Brief: "objects" appears in how many lines of the entries? State only the number.

Provided records:
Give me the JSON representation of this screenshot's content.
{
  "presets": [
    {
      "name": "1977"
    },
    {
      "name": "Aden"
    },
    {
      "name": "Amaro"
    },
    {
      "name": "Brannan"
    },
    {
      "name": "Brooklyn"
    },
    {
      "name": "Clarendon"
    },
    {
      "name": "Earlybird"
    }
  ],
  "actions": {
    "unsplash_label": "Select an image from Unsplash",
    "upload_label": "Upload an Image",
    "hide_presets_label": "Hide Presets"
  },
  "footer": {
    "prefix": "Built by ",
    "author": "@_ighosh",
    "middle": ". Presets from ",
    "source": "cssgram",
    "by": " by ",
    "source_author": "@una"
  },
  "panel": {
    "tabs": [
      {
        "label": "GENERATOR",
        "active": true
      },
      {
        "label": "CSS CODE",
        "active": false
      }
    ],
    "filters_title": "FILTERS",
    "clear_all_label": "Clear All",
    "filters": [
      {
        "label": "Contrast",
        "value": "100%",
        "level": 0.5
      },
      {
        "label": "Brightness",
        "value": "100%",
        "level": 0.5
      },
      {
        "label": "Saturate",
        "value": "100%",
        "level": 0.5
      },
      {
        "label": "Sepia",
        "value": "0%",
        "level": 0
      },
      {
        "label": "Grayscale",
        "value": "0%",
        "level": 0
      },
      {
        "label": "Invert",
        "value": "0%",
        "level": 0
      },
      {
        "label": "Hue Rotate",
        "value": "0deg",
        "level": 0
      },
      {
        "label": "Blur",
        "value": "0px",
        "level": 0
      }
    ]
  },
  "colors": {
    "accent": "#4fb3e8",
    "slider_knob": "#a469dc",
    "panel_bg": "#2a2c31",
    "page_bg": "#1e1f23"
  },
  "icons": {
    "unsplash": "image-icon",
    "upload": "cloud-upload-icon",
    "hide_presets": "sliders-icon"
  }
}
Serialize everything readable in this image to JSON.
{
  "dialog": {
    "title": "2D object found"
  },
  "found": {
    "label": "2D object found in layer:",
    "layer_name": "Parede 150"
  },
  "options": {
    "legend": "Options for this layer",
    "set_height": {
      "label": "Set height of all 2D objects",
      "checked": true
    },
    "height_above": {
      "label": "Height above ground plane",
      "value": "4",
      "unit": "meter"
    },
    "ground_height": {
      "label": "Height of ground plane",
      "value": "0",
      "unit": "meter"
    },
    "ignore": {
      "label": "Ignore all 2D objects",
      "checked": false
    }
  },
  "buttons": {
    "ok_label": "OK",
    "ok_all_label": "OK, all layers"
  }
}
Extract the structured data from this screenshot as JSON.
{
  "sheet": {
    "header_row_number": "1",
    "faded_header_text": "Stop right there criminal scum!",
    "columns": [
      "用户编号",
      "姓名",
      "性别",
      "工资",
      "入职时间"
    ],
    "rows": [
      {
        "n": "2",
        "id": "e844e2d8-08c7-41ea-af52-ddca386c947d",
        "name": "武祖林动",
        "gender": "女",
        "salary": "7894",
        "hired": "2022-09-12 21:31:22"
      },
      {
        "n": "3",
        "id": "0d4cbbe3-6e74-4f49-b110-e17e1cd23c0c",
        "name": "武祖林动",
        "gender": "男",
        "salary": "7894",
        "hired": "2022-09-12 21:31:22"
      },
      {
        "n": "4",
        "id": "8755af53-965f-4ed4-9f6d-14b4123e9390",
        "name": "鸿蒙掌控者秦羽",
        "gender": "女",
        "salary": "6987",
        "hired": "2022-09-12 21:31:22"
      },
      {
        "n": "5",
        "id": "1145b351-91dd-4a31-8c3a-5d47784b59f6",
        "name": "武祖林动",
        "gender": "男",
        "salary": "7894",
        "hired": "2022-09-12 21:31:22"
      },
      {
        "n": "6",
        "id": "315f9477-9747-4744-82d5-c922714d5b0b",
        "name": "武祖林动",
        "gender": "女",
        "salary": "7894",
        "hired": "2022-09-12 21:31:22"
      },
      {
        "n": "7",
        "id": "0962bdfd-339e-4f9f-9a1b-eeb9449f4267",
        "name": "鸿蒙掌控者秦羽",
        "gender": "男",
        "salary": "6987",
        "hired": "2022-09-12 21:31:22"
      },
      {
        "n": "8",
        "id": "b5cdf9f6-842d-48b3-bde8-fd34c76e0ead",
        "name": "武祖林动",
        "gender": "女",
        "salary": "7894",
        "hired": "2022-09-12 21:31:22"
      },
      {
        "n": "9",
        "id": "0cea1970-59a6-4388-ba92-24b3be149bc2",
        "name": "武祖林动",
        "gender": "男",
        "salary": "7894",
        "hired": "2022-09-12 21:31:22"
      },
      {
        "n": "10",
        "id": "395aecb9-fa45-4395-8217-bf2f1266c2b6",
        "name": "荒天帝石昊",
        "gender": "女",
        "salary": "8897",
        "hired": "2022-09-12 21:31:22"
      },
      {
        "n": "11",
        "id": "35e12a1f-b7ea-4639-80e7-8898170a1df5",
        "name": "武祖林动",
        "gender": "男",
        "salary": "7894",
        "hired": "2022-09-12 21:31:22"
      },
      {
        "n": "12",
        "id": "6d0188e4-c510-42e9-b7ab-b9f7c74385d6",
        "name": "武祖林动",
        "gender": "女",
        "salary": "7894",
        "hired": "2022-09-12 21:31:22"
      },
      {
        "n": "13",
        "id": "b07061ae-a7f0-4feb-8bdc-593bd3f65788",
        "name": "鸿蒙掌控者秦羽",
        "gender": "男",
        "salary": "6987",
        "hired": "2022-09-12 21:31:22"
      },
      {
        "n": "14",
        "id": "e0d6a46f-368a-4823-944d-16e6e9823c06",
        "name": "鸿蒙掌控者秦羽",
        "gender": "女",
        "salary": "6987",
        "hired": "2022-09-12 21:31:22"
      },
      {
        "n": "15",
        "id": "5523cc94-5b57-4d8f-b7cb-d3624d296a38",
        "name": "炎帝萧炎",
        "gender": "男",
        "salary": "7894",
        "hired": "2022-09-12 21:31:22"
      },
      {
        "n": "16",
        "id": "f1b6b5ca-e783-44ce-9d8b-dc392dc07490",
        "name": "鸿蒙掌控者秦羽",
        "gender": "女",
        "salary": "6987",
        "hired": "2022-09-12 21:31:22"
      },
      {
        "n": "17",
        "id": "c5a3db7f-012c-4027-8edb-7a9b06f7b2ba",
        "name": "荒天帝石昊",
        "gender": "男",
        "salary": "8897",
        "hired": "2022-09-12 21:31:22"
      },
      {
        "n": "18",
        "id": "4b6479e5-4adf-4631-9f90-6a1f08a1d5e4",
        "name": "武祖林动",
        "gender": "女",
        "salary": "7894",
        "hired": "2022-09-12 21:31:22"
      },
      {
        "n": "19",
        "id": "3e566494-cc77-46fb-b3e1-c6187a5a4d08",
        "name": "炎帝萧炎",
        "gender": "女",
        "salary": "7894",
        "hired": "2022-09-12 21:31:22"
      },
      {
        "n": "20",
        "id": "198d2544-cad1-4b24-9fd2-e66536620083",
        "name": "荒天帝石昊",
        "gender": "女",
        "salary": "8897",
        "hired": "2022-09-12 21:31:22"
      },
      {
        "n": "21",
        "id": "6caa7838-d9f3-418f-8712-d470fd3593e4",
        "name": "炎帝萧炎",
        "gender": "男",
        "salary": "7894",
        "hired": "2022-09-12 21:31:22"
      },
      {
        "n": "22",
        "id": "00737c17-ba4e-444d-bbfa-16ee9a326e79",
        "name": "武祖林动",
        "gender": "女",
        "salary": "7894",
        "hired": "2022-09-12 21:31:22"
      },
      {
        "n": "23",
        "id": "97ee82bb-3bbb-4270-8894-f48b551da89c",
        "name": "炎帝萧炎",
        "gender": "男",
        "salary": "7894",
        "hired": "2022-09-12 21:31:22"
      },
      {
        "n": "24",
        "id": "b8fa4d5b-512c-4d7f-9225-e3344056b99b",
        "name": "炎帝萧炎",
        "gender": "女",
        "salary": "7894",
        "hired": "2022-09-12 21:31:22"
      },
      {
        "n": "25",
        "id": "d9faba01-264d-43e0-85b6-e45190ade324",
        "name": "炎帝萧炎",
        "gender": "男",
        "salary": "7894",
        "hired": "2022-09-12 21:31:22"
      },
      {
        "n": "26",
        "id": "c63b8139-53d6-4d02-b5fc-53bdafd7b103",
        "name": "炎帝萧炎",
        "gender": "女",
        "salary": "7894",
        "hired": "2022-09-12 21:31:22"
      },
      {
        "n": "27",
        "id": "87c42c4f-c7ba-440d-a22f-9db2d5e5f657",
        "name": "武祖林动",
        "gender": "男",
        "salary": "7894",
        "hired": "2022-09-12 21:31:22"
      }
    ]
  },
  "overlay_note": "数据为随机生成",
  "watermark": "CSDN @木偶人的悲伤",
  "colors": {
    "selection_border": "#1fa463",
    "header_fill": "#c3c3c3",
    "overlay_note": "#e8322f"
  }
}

Response below: 2